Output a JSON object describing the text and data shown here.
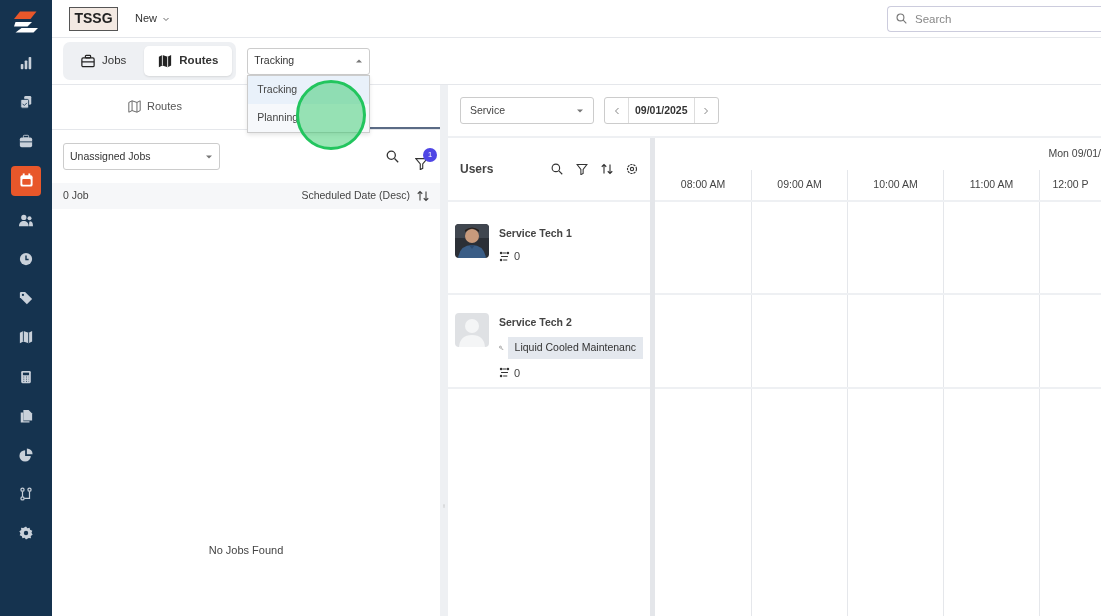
{
  "sidebar": {
    "items": [
      {
        "selected": false
      },
      {
        "selected": false
      },
      {
        "selected": false
      },
      {
        "selected": true
      },
      {
        "selected": false
      },
      {
        "selected": false
      },
      {
        "selected": false
      },
      {
        "selected": false
      },
      {
        "selected": false
      },
      {
        "selected": false
      },
      {
        "selected": false
      },
      {
        "selected": false
      },
      {
        "selected": false
      }
    ]
  },
  "header": {
    "logo": "TSSG",
    "new_menu": "New",
    "search": {
      "placeholder": "Search"
    }
  },
  "view_tabs": [
    {
      "label": "Jobs",
      "selected": false
    },
    {
      "label": "Routes",
      "selected": true
    }
  ],
  "mode_select": {
    "value": "Tracking",
    "expanded": true,
    "options": [
      {
        "label": "Tracking",
        "selected": true
      },
      {
        "label": "Planning",
        "selected": false
      }
    ]
  },
  "left_panel": {
    "tabs": [
      {
        "label": "Routes",
        "selected": false
      },
      {
        "selected": true
      }
    ],
    "job_filter": "Unassigned Jobs",
    "filter_count": "1",
    "job_count": "0 Job",
    "sort": "Scheduled Date (Desc)",
    "empty_message": "No Jobs Found"
  },
  "schedule": {
    "type_select": "Service",
    "date": "09/01/2025",
    "day": "Mon 09/01/",
    "users_title": "Users",
    "hours": [
      "08:00 AM",
      "09:00 AM",
      "10:00 AM",
      "11:00 AM",
      "12:00 P"
    ],
    "users": [
      {
        "name": "Service Tech 1",
        "has_photo": true,
        "routes": "0"
      },
      {
        "name": "Service Tech 2",
        "has_photo": false,
        "skill": "Liquid Cooled Maintenanc",
        "routes": "0"
      }
    ]
  },
  "click_marker": true
}
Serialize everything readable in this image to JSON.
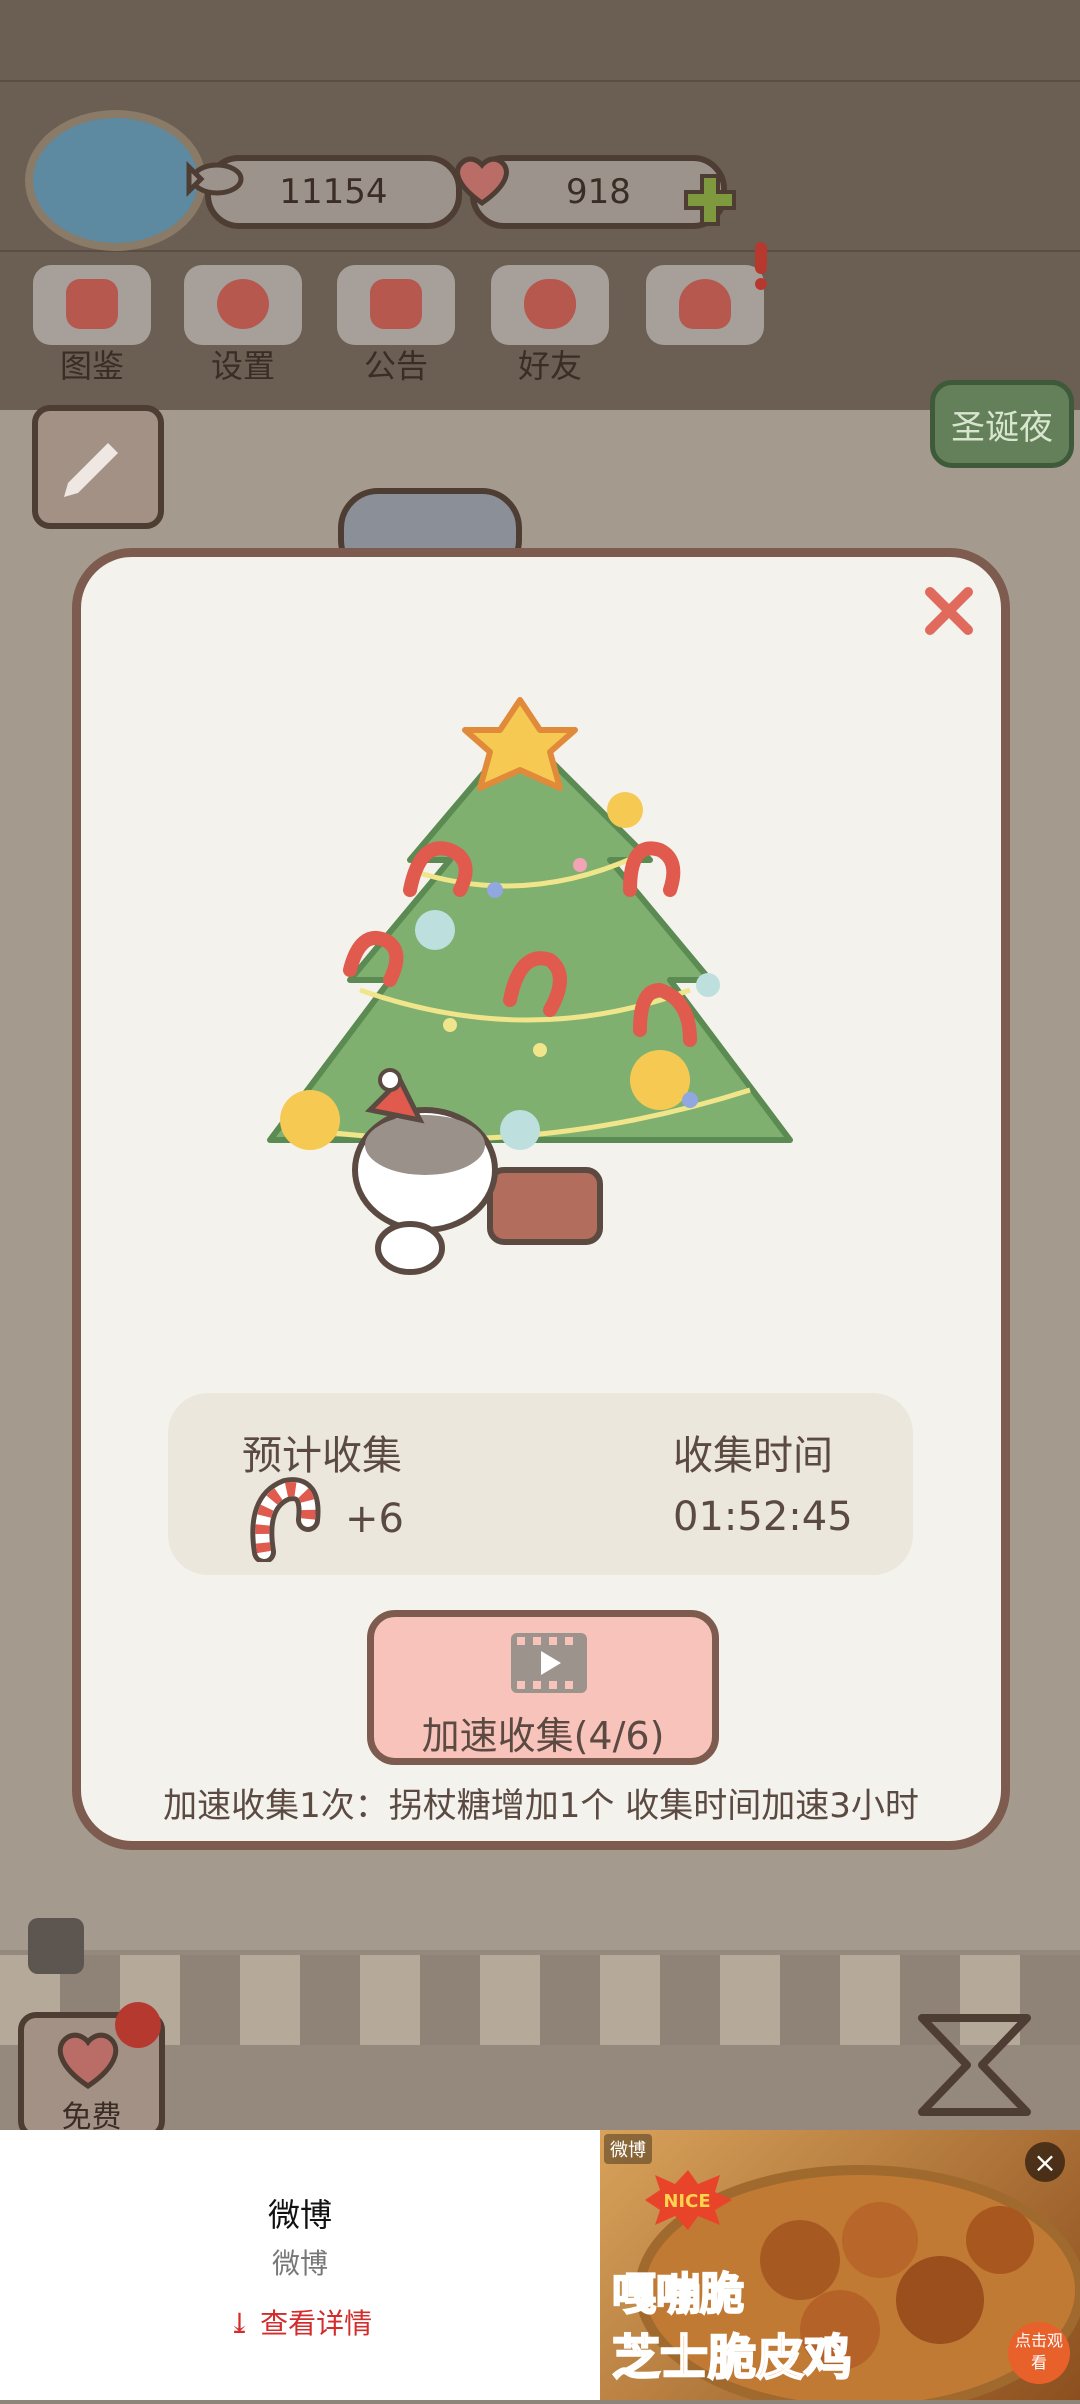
{
  "hud": {
    "fish_count": "11154",
    "heart_count": "918"
  },
  "menu": [
    {
      "label": "图鉴",
      "icon": "cat-face-icon"
    },
    {
      "label": "设置",
      "icon": "gear-icon"
    },
    {
      "label": "公告",
      "icon": "gift-icon"
    },
    {
      "label": "好友",
      "icon": "friends-icon"
    },
    {
      "label": "",
      "icon": "mail-hearts-icon"
    }
  ],
  "event_button": "圣诞夜",
  "modal": {
    "expected_label": "预计收集",
    "expected_value": "+6",
    "time_label": "收集时间",
    "time_value": "01:52:45",
    "speed_button": "加速收集(4/6)",
    "note": "加速收集1次：拐杖糖增加1个 收集时间加速3小时"
  },
  "bottom": {
    "free_label": "免费"
  },
  "ad": {
    "title": "微博",
    "subtitle": "微博",
    "link": "查看详情",
    "logo": "微博",
    "badge": "NICE",
    "headline_1": "嘎嘣脆",
    "headline_2": "芝士脆皮鸡",
    "cta": "点击观看"
  },
  "colors": {
    "modal_bg": "#f4f2ec",
    "modal_border": "#7d5c4f",
    "accent_red": "#e06a5c",
    "button_pink": "#f7c3bb",
    "event_green": "#64805a"
  }
}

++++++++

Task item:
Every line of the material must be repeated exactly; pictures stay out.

Answer to the exercise:
Output a JSON object describing the text and data shown here.
{
  "sidebar": {
    "items": [
      {
        "selected": false
      },
      {
        "selected": false
      },
      {
        "selected": false
      },
      {
        "selected": true
      },
      {
        "selected": false
      },
      {
        "selected": false
      },
      {
        "selected": false
      },
      {
        "selected": false
      },
      {
        "selected": false
      },
      {
        "selected": false
      },
      {
        "selected": false
      },
      {
        "selected": false
      },
      {
        "selected": false
      }
    ]
  },
  "header": {
    "logo": "TSSG",
    "new_menu": "New",
    "search": {
      "placeholder": "Search"
    }
  },
  "view_tabs": [
    {
      "label": "Jobs",
      "selected": false
    },
    {
      "label": "Routes",
      "selected": true
    }
  ],
  "mode_select": {
    "value": "Tracking",
    "expanded": true,
    "options": [
      {
        "label": "Tracking",
        "selected": true
      },
      {
        "label": "Planning",
        "selected": false
      }
    ]
  },
  "left_panel": {
    "tabs": [
      {
        "label": "Routes",
        "selected": false
      },
      {
        "selected": true
      }
    ],
    "job_filter": "Unassigned Jobs",
    "filter_count": "1",
    "job_count": "0 Job",
    "sort": "Scheduled Date (Desc)",
    "empty_message": "No Jobs Found"
  },
  "schedule": {
    "type_select": "Service",
    "date": "09/01/2025",
    "day": "Mon 09/01/",
    "users_title": "Users",
    "hours": [
      "08:00 AM",
      "09:00 AM",
      "10:00 AM",
      "11:00 AM",
      "12:00 P"
    ],
    "users": [
      {
        "name": "Service Tech 1",
        "has_photo": true,
        "routes": "0"
      },
      {
        "name": "Service Tech 2",
        "has_photo": false,
        "skill": "Liquid Cooled Maintenanc",
        "routes": "0"
      }
    ]
  },
  "click_marker": true
}
Serialize everything readable in this image to JSON.
{
  "hud": {
    "fish_count": "11154",
    "heart_count": "918"
  },
  "menu": [
    {
      "label": "图鉴",
      "icon": "cat-face-icon"
    },
    {
      "label": "设置",
      "icon": "gear-icon"
    },
    {
      "label": "公告",
      "icon": "gift-icon"
    },
    {
      "label": "好友",
      "icon": "friends-icon"
    },
    {
      "label": "",
      "icon": "mail-hearts-icon"
    }
  ],
  "event_button": "圣诞夜",
  "modal": {
    "expected_label": "预计收集",
    "expected_value": "+6",
    "time_label": "收集时间",
    "time_value": "01:52:45",
    "speed_button": "加速收集(4/6)",
    "note": "加速收集1次：拐杖糖增加1个 收集时间加速3小时"
  },
  "bottom": {
    "free_label": "免费"
  },
  "ad": {
    "title": "微博",
    "subtitle": "微博",
    "link": "查看详情",
    "logo": "微博",
    "badge": "NICE",
    "headline_1": "嘎嘣脆",
    "headline_2": "芝士脆皮鸡",
    "cta": "点击观看"
  },
  "colors": {
    "modal_bg": "#f4f2ec",
    "modal_border": "#7d5c4f",
    "accent_red": "#e06a5c",
    "button_pink": "#f7c3bb",
    "event_green": "#64805a"
  }
}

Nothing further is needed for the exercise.